Bernie Quigley said...

Thanks for your thoughtful comments, Kate. You identified the problem directly. Far as I can see Dr. Hatch is following conscience first and hoping the cash will come from somewhere. Wake doesn’t have deep pockets like Emory and Vanderbilt where I have children. Far as I understand it Wake has no vast annual fund like Coke that keeps on giving. Dr. Hatch is going to have to pioneer a new paradigm. When I worked at Wake Forest I knew people with whom I was endlessly impressed and acquaintance with them matured my nature. People like Marcellus Waddill, Ed Wilson, Pen Banks, David Smiley and Tom Gossett. These people were from the oldest North Carolina and Southern traditions and your last name suggests that you and your brother are as well as there are lots of Inmans in the western part of NC. They went to college when colleges had no money at all. Some of the smaller regional schools like Berea College where Louise Gossett went – and she was considered the smartest person on campus – have kept the small college tradition without going national. As I understand it, students at Berea do not pay tuition at all. The problem with going national – round 1995 or so Wake had its U.S. News and World Report classification changed from regional to national – is a little like going from a college to a university – many more things to teach, but many, many more expenses as well. Two suggestions: advance a general core set of studies (drop esoteric and specialty depts.) and regionalization. In order to fulfill this new responsibility Dr. Hatch might have to take bold moves. I think they should drop a few grad programs and departments and focus on undergraduate. Keep the law and medical school but become a “college” again in a sense. Modeling themselves as a Southern Middlebury is not a bad idea. Bard, Middlebury, and some of the other schools mentioned by Dr. Hatch are national and global as all good schools are today.
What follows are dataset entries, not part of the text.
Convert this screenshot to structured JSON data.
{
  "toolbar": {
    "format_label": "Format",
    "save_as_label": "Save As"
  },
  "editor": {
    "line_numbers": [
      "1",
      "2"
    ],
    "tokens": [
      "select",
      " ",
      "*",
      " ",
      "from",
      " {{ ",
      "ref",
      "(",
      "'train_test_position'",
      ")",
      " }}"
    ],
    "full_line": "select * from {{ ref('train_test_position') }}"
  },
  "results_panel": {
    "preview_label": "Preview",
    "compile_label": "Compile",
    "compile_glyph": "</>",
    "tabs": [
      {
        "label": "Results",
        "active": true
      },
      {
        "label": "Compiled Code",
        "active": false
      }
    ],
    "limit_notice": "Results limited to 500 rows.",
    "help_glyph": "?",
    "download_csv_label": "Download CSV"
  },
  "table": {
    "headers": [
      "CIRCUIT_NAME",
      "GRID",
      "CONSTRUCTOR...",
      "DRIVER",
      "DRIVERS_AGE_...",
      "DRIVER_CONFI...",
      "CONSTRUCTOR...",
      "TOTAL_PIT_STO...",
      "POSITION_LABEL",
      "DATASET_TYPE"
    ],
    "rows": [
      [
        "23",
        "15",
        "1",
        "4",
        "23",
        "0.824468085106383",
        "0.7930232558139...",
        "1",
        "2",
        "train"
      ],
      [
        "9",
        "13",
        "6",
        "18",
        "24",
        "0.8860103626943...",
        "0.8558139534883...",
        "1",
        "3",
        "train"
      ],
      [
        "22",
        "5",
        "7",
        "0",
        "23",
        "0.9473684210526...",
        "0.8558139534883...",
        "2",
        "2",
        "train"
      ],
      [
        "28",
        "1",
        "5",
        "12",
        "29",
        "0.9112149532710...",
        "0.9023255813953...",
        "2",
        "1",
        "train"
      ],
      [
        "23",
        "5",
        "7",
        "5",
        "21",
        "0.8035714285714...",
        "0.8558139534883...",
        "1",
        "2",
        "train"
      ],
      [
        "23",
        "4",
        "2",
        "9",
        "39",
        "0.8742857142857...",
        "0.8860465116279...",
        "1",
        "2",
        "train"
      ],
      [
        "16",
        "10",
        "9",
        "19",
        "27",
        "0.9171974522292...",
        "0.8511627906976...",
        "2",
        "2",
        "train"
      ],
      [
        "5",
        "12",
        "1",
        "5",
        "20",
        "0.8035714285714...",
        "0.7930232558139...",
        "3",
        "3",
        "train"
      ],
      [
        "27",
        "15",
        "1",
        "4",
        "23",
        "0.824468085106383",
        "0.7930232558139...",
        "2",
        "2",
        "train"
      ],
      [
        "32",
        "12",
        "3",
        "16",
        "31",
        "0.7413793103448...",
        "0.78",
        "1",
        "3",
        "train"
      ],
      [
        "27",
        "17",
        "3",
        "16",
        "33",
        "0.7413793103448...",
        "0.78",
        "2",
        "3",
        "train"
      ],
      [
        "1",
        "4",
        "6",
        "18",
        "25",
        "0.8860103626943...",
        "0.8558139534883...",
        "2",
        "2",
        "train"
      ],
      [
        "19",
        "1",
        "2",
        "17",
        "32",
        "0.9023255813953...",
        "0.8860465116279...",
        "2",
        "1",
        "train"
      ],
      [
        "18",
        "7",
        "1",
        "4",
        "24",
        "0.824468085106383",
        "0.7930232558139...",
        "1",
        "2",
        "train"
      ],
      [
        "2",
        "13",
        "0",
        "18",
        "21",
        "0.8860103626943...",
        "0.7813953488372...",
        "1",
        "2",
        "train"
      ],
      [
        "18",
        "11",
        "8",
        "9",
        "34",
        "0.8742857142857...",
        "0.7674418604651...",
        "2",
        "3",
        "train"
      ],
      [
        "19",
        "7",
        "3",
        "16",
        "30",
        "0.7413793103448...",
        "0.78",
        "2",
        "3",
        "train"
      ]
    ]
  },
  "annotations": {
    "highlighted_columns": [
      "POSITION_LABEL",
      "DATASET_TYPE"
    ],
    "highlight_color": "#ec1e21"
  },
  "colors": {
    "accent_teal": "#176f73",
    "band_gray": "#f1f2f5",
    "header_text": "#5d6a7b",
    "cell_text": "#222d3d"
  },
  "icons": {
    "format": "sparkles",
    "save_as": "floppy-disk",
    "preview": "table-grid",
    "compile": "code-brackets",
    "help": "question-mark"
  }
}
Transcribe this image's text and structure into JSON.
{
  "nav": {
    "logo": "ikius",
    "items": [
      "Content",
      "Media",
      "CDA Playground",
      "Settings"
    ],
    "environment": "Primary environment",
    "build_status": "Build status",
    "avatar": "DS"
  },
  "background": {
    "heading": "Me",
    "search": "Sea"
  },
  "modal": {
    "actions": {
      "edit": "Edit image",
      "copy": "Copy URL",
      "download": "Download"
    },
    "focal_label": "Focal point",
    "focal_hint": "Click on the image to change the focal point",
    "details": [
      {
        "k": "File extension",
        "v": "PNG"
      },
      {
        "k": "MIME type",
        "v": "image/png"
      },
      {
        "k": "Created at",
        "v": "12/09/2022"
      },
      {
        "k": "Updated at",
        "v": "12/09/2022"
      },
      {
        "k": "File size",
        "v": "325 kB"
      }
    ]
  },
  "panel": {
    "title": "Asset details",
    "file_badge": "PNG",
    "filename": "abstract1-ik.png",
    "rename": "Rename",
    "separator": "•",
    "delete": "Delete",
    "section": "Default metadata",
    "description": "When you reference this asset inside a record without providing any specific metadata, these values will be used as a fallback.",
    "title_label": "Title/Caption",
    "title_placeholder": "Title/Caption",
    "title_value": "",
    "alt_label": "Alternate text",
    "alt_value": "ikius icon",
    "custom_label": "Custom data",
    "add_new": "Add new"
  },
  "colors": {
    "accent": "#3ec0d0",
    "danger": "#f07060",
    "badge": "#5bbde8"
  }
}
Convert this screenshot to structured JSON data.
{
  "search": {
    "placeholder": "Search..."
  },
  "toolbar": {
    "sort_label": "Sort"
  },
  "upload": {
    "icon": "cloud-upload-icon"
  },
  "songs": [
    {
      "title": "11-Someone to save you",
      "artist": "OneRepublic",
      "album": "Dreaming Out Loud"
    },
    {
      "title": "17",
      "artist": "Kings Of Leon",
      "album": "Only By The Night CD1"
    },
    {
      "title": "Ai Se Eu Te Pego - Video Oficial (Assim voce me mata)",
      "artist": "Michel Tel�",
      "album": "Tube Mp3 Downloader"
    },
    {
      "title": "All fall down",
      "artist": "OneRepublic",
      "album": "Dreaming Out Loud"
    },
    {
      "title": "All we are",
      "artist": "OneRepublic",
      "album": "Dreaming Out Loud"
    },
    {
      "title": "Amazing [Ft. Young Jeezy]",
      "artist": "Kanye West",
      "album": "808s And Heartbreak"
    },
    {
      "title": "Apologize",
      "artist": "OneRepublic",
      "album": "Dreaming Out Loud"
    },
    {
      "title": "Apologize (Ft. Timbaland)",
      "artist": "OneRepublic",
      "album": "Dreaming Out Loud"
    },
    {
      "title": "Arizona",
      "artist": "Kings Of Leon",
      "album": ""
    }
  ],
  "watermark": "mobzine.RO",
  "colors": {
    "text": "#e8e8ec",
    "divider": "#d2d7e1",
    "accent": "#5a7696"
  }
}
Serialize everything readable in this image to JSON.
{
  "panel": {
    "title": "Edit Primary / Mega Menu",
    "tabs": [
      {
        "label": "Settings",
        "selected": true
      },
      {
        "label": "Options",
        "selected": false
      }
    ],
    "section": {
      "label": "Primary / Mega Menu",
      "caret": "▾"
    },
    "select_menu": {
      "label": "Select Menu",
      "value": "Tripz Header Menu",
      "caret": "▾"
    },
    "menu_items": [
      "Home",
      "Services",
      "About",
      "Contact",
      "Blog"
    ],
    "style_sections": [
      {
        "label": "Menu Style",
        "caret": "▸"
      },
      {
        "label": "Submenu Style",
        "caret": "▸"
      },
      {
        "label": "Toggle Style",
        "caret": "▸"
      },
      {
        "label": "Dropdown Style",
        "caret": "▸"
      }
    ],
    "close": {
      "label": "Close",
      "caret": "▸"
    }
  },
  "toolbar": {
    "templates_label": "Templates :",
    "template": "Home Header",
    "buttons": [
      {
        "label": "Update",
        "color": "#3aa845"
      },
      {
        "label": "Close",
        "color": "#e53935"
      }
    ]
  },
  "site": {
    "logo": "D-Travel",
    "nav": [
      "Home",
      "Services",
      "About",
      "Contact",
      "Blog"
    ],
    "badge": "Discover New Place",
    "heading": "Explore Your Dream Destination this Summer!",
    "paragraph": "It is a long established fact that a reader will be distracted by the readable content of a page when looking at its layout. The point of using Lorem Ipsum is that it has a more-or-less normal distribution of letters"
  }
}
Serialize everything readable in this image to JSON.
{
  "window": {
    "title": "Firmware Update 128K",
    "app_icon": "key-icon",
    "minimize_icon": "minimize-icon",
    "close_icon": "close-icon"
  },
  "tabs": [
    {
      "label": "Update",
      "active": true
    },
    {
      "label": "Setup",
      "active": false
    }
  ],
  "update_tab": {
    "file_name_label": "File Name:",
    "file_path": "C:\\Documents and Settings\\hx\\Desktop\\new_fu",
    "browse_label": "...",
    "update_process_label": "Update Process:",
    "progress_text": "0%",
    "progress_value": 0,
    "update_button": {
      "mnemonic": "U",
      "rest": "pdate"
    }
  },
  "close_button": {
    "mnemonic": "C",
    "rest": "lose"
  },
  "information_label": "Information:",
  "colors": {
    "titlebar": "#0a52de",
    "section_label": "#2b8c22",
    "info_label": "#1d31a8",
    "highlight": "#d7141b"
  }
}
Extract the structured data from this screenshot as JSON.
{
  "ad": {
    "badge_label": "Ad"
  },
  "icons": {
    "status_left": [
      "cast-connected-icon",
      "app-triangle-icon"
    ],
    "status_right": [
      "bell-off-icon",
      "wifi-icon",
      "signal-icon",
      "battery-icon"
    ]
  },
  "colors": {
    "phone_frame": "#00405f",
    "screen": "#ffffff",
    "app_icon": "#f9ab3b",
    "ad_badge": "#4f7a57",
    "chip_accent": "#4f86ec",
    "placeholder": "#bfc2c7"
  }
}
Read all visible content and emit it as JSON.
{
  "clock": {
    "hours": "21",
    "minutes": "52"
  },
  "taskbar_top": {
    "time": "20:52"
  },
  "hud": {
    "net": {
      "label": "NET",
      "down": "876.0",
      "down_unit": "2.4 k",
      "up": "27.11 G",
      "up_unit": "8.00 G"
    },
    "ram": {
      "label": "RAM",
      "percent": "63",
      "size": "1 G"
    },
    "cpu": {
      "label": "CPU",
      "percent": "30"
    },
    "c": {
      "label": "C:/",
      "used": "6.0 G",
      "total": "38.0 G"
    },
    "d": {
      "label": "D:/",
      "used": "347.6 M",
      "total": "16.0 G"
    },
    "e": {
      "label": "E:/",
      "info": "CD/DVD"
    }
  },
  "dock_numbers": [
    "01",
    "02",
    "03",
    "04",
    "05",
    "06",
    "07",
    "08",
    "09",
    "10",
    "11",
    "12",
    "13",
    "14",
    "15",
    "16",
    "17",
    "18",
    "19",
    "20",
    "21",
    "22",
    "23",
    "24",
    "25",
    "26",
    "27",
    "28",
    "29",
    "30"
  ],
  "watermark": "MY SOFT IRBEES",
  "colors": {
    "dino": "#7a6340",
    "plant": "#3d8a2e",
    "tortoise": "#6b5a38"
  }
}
But as I live up here I can assure you that there is a particularly northern New England sensibility that is advanced in this schools and people go there to acquire it or to participate within that specific culture. There is a natural “regionalization” to these schools. The problem felt when Wake went from a regional to a national school was that it could lose its regional identity. Wake has kept its identity compared to Emory, Vanderbilt and Davidson and Duke. It should strive to retain it. Economies expand and contract; when we expand we go national or global; when we contract we go regional. Virginia Tech and a few other schools in the region are offering in-state tuition to surrounding states and developing a regional outlook in what is being called a “community tier economy.” Y’all might do the same. It is the central problem you bring up, but not to always be looking on the bright side but, it is better not to be thoroughly owned by a singular corporation or several, like some of the others.

Anonymous said...